BRISTOL, Ind. --
In the midst of countless rounds exploding across the firing range, his sights are set on one thing, the target.
To the left and right of him are some of the nation’s best marksmen, but he’s ready. Prepared, he exhales and fires shot after shot hoping to leave his mark on what many consider to be “America’s World Series of the Shooting Sports.”
When the gunfire ceased and the smoke cleared, Lt. Col. Robert Davis, 93d Air Ground Operations Wing (AGOW) director of complaints resolution, won first place in the metric prone grand aggregate category during the 2018 National Rifle Association (NRA) National Smallbore Rifle Championships, in Bristol, Ind.
“It felt great (winning),” said Davis, who has more than 30 years of shooting experience. “I was surprised, because I thought I did pretty well, but I wasn’t sure I was going to rack and stack being that this is only the second time I’ve shot this style of competition, so it was exciting.”
The thrill of victory wasn’t always on the horizon. Davis faced a setback early in the competition that put his determination to the test, but the hardship didn’t rattle him.
“The first day I destroyed my chances of getting aggregate win for conventional prone, because an error caused my first two targets to not count,” Davis said. “But, the only shot that matters is the shot that you’re on, that’s all you have control over. I had to remind myself I don’t need to worry about what’s happened; I can only worry about what’s happening right now and to continue on.
“Murphy’s Law is going to strike when you least expect it, and it’s how you deal with it that matters,” Davis added. “Are you going to throw in the towel, or do you keep going? I carried (this mindset) with me while I was shooting at Bristol, telling myself ‘I’m going to make this the best shot I can.’”
This marksmanship philosophy allowed Davis to propel past his setback, despite a trigger malfunction that nearly derailed his championship hopes.
“I hit a really good target at 100 yards, and I was going to shoot my last 10 shots, but then I couldn’t get my gun to fire,” Davis explained. “We took it off the line, and I had someone look at it; fortunately, he had another trigger to loan out to me. I was able to shoot pretty well, getting almost perfect shots in, because I didn’t let a broken trigger shake me.”

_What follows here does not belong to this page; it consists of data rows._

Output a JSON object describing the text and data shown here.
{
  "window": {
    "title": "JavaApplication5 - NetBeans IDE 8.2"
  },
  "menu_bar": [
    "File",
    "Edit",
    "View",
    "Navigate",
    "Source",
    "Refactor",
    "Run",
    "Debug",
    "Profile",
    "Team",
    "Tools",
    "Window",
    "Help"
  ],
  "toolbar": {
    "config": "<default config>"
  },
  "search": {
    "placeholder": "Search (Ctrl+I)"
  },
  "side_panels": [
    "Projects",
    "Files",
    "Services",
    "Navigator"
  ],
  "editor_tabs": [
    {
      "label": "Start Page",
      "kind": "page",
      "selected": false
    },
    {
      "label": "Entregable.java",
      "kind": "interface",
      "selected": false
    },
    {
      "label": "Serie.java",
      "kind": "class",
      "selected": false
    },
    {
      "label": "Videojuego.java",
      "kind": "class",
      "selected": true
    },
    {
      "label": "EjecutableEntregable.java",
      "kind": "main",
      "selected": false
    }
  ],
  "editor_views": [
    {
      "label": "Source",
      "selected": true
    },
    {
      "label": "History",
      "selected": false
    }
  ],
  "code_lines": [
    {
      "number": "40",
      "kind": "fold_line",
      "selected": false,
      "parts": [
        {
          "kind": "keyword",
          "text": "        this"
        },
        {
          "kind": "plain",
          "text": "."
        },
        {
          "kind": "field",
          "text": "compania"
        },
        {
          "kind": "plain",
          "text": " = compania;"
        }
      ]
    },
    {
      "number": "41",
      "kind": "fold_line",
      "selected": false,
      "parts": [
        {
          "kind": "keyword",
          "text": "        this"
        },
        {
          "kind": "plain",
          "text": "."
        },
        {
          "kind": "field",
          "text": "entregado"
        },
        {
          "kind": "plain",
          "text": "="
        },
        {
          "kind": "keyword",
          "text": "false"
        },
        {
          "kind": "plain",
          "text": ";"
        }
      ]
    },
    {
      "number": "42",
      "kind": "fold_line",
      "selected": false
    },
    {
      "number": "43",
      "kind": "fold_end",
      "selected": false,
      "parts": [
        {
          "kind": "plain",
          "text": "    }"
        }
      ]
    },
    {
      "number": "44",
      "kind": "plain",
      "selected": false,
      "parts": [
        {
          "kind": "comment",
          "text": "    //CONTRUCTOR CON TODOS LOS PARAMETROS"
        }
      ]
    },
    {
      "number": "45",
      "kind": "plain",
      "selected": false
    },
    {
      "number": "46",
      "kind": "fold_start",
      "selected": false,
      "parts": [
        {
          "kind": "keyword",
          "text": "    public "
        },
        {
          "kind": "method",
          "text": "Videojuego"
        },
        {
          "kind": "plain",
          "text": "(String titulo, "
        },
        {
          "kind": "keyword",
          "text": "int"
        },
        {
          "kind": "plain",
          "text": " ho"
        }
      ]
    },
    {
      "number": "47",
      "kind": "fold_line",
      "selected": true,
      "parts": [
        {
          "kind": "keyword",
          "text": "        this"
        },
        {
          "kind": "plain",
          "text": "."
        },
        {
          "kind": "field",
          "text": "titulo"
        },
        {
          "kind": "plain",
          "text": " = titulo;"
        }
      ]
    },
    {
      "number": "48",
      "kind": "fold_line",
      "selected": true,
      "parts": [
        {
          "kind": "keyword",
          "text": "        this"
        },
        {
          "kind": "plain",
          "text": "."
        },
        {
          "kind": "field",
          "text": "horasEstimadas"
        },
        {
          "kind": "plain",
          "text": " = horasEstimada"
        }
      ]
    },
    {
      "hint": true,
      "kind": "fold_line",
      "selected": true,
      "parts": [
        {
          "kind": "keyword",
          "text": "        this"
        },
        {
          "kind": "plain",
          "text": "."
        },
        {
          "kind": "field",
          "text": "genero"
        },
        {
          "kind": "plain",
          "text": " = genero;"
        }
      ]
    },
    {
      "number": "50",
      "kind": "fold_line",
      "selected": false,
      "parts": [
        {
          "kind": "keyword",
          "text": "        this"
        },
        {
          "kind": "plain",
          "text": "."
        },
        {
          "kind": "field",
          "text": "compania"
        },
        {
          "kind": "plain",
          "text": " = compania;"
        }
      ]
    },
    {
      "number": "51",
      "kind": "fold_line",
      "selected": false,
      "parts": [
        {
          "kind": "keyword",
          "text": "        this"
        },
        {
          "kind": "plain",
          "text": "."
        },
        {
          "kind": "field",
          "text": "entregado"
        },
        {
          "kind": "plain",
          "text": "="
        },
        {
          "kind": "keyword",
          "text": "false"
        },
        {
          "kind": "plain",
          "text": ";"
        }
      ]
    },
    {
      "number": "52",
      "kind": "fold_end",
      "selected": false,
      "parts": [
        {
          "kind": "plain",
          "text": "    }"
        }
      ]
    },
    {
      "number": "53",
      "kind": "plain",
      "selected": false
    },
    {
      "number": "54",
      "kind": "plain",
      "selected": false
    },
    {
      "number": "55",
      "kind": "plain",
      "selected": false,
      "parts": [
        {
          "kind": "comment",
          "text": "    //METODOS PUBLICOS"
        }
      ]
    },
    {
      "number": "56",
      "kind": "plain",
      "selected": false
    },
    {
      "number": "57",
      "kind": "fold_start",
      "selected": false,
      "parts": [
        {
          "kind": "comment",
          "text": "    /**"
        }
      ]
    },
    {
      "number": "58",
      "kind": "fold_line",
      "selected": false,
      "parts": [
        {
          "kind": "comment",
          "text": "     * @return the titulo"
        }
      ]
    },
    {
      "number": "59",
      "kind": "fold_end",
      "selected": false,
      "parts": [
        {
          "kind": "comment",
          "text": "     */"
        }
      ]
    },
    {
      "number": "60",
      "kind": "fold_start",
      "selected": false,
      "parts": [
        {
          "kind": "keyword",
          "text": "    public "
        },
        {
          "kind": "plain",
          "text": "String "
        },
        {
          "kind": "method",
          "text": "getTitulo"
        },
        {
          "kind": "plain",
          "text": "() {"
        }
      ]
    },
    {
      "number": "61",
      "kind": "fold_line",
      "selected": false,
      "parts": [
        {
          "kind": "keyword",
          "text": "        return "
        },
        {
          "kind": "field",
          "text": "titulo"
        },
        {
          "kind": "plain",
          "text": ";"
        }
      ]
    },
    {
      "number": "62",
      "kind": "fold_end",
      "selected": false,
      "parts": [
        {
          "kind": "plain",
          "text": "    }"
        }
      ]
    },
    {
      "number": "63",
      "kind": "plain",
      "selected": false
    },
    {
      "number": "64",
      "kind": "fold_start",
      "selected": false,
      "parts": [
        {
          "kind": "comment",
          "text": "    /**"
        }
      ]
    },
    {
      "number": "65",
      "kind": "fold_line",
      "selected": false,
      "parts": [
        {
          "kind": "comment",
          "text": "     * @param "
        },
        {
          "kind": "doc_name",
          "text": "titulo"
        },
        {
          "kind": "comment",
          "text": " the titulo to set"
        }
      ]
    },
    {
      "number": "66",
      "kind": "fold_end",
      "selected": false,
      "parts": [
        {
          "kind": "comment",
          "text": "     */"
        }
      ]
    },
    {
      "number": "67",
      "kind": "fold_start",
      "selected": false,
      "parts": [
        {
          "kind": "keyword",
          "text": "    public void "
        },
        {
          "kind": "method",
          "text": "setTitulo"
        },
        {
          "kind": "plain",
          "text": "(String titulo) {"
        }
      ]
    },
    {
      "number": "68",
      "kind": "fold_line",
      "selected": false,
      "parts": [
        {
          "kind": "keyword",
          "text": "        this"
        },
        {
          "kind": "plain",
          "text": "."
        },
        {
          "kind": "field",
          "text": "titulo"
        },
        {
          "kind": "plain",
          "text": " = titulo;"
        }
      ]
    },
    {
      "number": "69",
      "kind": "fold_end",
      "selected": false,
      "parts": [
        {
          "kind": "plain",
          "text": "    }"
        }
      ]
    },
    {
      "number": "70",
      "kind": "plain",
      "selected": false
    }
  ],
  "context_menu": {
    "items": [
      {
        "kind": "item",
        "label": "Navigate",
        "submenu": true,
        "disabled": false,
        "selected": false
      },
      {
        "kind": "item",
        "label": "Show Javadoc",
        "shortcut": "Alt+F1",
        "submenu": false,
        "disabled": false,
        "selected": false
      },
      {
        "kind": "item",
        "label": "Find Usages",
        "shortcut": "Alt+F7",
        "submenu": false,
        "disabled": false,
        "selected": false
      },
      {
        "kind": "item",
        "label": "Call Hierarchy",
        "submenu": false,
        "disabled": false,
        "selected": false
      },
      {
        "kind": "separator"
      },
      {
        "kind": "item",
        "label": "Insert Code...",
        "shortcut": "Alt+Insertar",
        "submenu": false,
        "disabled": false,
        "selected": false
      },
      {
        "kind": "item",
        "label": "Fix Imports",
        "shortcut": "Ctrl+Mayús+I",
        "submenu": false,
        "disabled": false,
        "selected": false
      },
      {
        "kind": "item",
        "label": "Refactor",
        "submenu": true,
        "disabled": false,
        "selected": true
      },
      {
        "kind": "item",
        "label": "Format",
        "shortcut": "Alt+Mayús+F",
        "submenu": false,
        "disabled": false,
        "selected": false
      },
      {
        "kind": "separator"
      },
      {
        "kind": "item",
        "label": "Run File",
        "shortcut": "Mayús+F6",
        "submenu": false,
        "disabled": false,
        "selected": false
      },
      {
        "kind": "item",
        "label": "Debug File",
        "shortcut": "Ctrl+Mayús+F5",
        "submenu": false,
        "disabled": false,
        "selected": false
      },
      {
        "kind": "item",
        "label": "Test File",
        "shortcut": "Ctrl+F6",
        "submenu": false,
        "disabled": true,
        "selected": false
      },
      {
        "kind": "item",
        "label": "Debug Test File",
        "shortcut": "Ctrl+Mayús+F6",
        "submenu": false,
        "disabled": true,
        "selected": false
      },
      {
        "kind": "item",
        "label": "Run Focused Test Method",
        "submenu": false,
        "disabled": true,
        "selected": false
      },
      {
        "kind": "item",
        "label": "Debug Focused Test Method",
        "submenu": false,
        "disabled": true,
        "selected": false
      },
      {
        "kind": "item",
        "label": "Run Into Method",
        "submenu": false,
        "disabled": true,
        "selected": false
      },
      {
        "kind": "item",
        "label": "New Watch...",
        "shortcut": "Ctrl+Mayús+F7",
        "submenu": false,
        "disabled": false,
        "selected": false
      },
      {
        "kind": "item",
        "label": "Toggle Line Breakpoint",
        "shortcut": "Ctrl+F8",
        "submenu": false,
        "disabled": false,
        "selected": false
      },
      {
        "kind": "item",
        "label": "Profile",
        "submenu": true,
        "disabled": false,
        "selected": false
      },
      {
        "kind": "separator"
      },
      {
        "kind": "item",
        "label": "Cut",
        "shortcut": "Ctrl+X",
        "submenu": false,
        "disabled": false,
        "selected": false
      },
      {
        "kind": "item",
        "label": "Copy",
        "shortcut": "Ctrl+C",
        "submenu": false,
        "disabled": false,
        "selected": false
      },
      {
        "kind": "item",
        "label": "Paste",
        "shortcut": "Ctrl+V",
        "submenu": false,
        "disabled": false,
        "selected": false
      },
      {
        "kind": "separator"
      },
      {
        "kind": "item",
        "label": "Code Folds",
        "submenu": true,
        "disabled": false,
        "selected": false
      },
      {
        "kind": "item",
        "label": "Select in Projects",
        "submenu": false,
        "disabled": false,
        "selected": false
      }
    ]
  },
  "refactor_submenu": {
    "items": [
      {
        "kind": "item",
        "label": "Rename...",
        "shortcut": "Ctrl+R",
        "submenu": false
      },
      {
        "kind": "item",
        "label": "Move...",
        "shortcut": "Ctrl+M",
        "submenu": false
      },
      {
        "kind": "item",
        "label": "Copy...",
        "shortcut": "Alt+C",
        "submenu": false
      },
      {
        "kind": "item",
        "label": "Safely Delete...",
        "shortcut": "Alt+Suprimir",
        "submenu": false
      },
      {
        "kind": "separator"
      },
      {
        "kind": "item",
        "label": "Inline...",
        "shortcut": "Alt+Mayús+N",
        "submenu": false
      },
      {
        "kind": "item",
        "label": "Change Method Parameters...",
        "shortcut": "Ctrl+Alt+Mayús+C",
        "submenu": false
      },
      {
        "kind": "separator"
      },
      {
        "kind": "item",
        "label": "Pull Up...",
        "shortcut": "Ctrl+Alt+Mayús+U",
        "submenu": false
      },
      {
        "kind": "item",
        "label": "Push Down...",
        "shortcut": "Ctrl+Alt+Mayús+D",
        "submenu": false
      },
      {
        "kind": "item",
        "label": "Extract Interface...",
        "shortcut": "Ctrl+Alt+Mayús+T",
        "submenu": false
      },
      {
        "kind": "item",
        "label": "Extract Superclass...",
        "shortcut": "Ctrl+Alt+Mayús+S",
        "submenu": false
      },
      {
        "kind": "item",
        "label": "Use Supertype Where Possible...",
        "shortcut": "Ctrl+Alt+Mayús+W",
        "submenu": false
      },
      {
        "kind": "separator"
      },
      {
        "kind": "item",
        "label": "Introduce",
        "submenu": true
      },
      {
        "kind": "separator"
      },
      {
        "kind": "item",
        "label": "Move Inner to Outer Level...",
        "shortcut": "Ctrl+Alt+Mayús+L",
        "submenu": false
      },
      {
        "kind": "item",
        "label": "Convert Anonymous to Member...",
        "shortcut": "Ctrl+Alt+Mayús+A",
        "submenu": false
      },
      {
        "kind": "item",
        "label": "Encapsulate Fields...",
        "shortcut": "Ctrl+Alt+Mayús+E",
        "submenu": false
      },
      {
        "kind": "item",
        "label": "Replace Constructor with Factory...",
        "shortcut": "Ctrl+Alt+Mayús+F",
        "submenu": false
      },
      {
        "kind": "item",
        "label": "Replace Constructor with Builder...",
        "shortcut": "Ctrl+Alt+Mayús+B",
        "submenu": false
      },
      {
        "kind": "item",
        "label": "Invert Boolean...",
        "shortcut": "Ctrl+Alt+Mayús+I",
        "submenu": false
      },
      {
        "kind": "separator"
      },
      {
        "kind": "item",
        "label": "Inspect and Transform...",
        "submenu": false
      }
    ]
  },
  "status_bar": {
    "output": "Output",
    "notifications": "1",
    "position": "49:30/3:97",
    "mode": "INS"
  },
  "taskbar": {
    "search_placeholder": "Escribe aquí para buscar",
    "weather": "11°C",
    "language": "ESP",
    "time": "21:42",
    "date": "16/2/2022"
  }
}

After overcoming many obstacles and claiming his first national championship victory, Davis hopes to win again next year.
“I want to go back to Bristol next year and do even better, being able to come away as a champion (in more categories),” Davis said. “If I tell myself I’ve won this match, it creates a level of confidence that will allow me to win.”
Bringing back the gold to Moody, Davis hopes to pass his experience to base defenders through his expertise in marksmanship and potentially develop a marksmanship clinic.
According to Davis, mental management, confidence and techniques can help defenders become the most lethal battlefield Airmen.
“It’s about being a master of your game, and honing your skills, never resting on your laurels,” Davis said. “There’s ways to improve upon things, that we’re always learning the best way to be the best marksmen. There’s some marksmanship principles we can pass on, even if it’s just wind reading or shooting long distance that could be effective to help them to do (their) job better.”
For Col. Paul Birch, 93d AGOW commander, Davis’ ability to improve others’ marksmanship through his mastery and achievement, speaks volumes of his will to perfect his craft and win.
"To say that Lt. Col. Davis is a good shot is like saying there's a little bit of sand in the Sahara Desert,” Birch said. “This kind of championship drives home that point. I sleep better at night knowing he's in the 93d AGOW and, more importantly, that he's chosen to use his talents in the Air Force and dedicate them to the defense of our nation."